‘Wasted opportunity’ might be other words I’d use. Because I fail to see how introducing added layers of compliance such as those proposed by the PM and the big retailers, is going to actually solve the fact that in NSW alone more than 100,000 residential customers can’t pay their bills and have an average electricity debt of more than $500.
Energy must be accessible and affordable for everyone. And in my view, solving that particular problem starts with the way we currently generate energy in this country.
The ‘4 commitments’ by the big retailers will place an unnecessary administration burden and compliance cost on smaller retailers, many of whom are already doing the right thing by their customers, on shoestring operating budgets and with limited manpower.
The ‘4 Commitments’ don’t address the systemic problems faced by the industry which stem from a lack of rigorous control over the way generators operate – which is widely acknowledged as directly affecting energy prices.
Nor do they go anyway towards facilitating innovation and competition.
Ingenuity is what Australia was built upon. It’s the Government’s role to champion an efficient industry that thrives on healthy competition, by actively encouraging small companies, like Enova Energy, rather than hindering them. These smaller start-ups have nimble, responsive, business models and clever ideas about how energy supply and energy distribution can be done differently, at a community level.
Australia needs a robust energy marketplace that’s not dominated by one or two players. Because such a market would deliver greater transparency for customers and more choice.
The game is changing, but the current playing field is far from level and consumers are suffering. Yesterday’s talks do nothing to change that fact.

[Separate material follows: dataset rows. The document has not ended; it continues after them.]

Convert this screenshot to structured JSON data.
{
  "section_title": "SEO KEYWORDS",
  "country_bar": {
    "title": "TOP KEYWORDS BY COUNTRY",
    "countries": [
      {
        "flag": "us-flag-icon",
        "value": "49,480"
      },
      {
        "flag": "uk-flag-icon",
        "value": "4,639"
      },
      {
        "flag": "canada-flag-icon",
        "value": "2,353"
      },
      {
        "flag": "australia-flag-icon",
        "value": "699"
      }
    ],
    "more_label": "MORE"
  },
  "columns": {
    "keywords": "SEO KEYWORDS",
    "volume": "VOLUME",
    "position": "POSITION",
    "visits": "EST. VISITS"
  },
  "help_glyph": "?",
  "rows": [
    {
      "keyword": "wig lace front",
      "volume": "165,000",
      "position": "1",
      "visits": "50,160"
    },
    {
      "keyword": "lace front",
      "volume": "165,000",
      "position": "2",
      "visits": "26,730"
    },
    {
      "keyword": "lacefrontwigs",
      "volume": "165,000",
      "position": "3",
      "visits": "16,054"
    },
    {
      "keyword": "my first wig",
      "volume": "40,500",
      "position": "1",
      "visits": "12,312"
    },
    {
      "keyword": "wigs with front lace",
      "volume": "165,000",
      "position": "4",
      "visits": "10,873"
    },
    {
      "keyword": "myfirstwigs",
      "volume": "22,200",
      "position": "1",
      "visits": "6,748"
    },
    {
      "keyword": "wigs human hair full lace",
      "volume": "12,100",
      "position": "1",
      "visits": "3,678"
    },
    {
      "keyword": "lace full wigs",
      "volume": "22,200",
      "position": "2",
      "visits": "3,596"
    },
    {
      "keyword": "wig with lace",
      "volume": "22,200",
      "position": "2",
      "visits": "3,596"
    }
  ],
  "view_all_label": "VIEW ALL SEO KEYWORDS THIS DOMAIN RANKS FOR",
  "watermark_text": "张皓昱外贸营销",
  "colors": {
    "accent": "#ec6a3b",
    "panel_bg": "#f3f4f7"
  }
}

The Government needs to stop procrastinating and start to nurture Australia’s transition to renewables too … because it’s happening anyway.
We’re already seeing a groundswell of smaller energy companies harnessing renewables like solar, wind and biofuels, and creating customer-centric supply and distribution channels.
It would be a disaster to see these companies fail over mandated administration and compliance that will do little to actually curb rising prices.